  27. Bernstein SA, Breding DJ, Fisher SK. The influence of light on cone disk shedding in the lizard, Sceloporus occidentalis. J Cell Biol. 1984; 99:379-89. [PMID: 6746734]
  28. Tabor GA, Fisher SK, Anderson DH. Rod and cone disc shedding in light-entrained tree squirrels.

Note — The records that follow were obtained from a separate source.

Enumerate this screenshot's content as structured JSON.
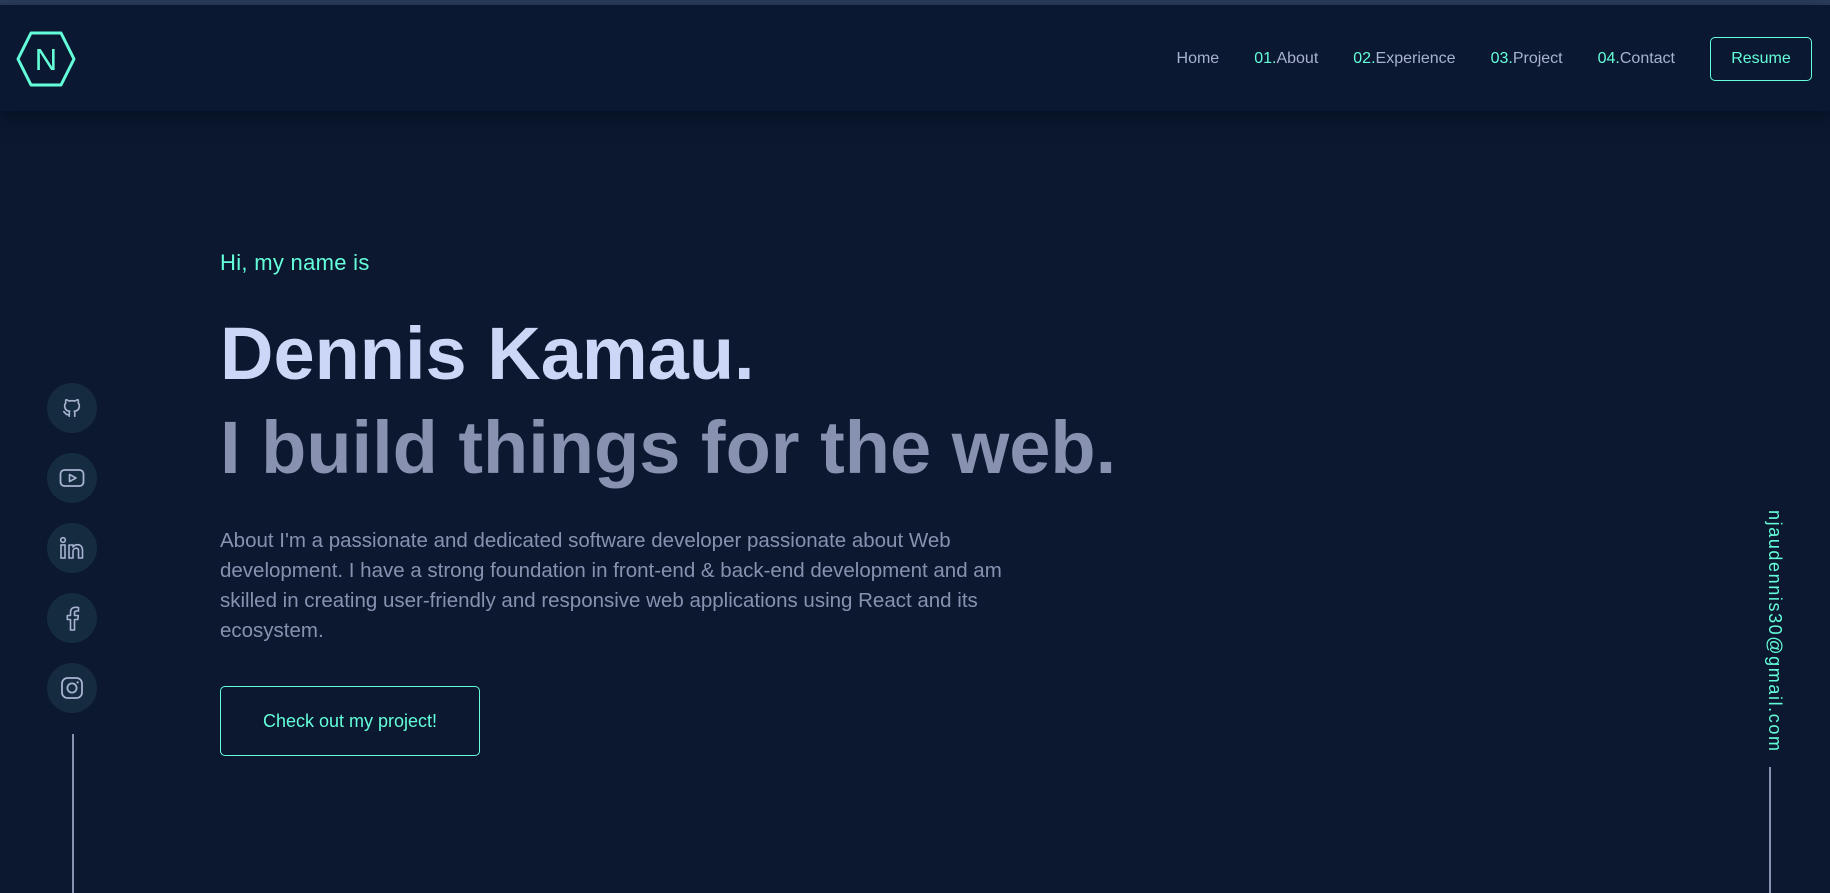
{
  "header": {
    "logo_letter": "N",
    "nav": [
      {
        "num": "",
        "label": "Home"
      },
      {
        "num": "01.",
        "label": "About"
      },
      {
        "num": "02.",
        "label": "Experience"
      },
      {
        "num": "03.",
        "label": "Project"
      },
      {
        "num": "04.",
        "label": "Contact"
      }
    ],
    "resume_label": "Resume"
  },
  "hero": {
    "greeting": "Hi, my name is",
    "name": "Dennis Kamau.",
    "tagline": "I build things for the web.",
    "about": "About I'm a passionate and dedicated software developer passionate about Web development. I have a strong foundation in front-end & back-end development and am skilled in creating user-friendly and responsive web applications using React and its ecosystem.",
    "cta_label": "Check out my project!"
  },
  "social": [
    {
      "icon": "github-icon"
    },
    {
      "icon": "youtube-icon"
    },
    {
      "icon": "linkedin-icon"
    },
    {
      "icon": "facebook-icon"
    },
    {
      "icon": "instagram-icon"
    }
  ],
  "email": "njaudennis30@gmail.com",
  "colors": {
    "background": "#0b1830",
    "accent": "#64ffda",
    "heading": "#ccd6f6",
    "body_text": "#8892b0",
    "social_button": "#152c40"
  }
}
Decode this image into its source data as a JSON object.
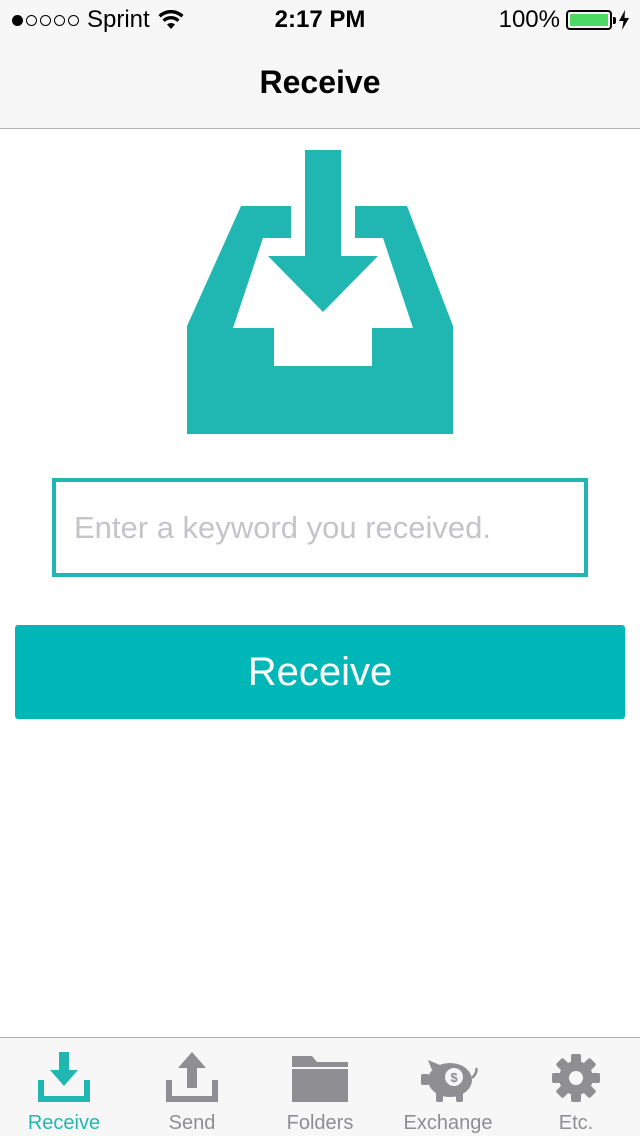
{
  "status_bar": {
    "carrier": "Sprint",
    "time": "2:17 PM",
    "battery_percent": "100%",
    "signal_bars_filled": 1,
    "signal_bars_total": 5
  },
  "nav": {
    "title": "Receive"
  },
  "keyword_input": {
    "placeholder": "Enter a keyword you received.",
    "value": ""
  },
  "receive_button": {
    "label": "Receive"
  },
  "tabs": [
    {
      "label": "Receive",
      "icon": "receive-icon",
      "active": true
    },
    {
      "label": "Send",
      "icon": "send-icon",
      "active": false
    },
    {
      "label": "Folders",
      "icon": "folder-icon",
      "active": false
    },
    {
      "label": "Exchange",
      "icon": "piggy-bank-icon",
      "active": false
    },
    {
      "label": "Etc.",
      "icon": "gear-icon",
      "active": false
    }
  ],
  "colors": {
    "accent": "#20b7b2",
    "button": "#00b7b8",
    "inactive": "#8e8e93",
    "battery": "#4cd964"
  }
}
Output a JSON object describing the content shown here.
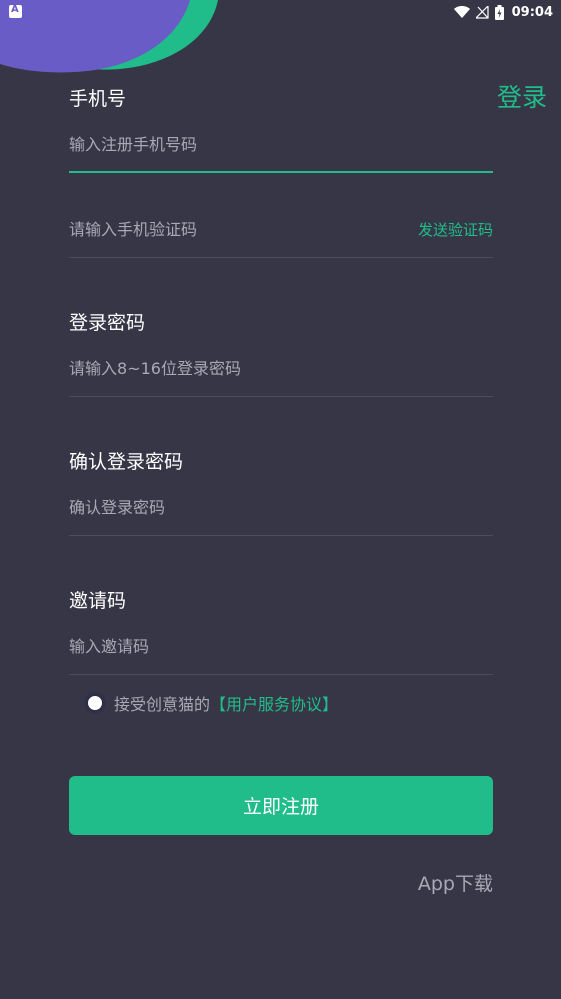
{
  "status_bar": {
    "time": "09:04",
    "notification_icon": "app-notification-icon",
    "wifi_icon": "wifi-icon",
    "signal_icon": "no-signal-icon",
    "battery_icon": "battery-charging-icon"
  },
  "header": {
    "login_link": "登录"
  },
  "form": {
    "phone": {
      "label": "手机号",
      "placeholder": "输入注册手机号码"
    },
    "code": {
      "placeholder": "请输入手机验证码",
      "send_code": "发送验证码"
    },
    "password": {
      "label": "登录密码",
      "placeholder": "请输入8~16位登录密码"
    },
    "confirm": {
      "label": "确认登录密码",
      "placeholder": "确认登录密码"
    },
    "invite": {
      "label": "邀请码",
      "placeholder": "输入邀请码"
    }
  },
  "agreement": {
    "text": "接受创意猫的",
    "link": "【用户服务协议】"
  },
  "submit_label": "立即注册",
  "download_label": "App下载",
  "colors": {
    "background": "#373646",
    "accent": "#20bd8a",
    "decor_purple": "#6a5cc6",
    "muted_text": "#a9a8b4"
  }
}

Exp Eye Res. 1980; 30:545-57. [PMID: 7409011]
  29. Immel JH, Fisher SK. Cone photoreceptor shedding in the tree shrew (Tupaia belangerii). Cell Tissue Res. 1985; 239:667-75. [PMID: 3986885]
  30. Bobu C, Hicks D. Regulation of retinal photoreceptor phagocytosis in a diurnal mammal by circadian clocks and ambient lighting. Invest Ophthalmol Vis Sci. 2009; 50:3495-502. [PMID: 19234351]
  31. Peichl L. Diversity of mammalian photoreceptor properties: adaptations to habitat and lifestyle? Anat Rec A Discov Mol Cell Evol Biol. 2005; 287:1001-12. [PMID: 16200646]
  32. Goldman AI, Teirstein PS, O'Brien PJ. The role of ambient lighting in circadian disc shedding in the rod outer segment of the rat retina. Invest Ophthalmol Vis Sci. 1980; 19:1257-67. [PMID: 7429762]
  33. Terman JS, Remé CE, Terman M. Rod outer segment disk shedding in rats with lesions of the suprachiasmatic nucleus. Brain Res. 1993; 605:256-64. [PMID: 8481775]
  34. Duncan JL, LaVail MM, Yasumura D, Matthes MT, Yang H, Trautmann N, Chappelow AV, Feng W, Earp HS, Matsushima GK, Vollrath D. An RCS-like retinal dystrophy phenotype in mer knockout mice. Invest Ophthalmol Vis Sci. 2003; 44:826-38. [PMID: 12556419]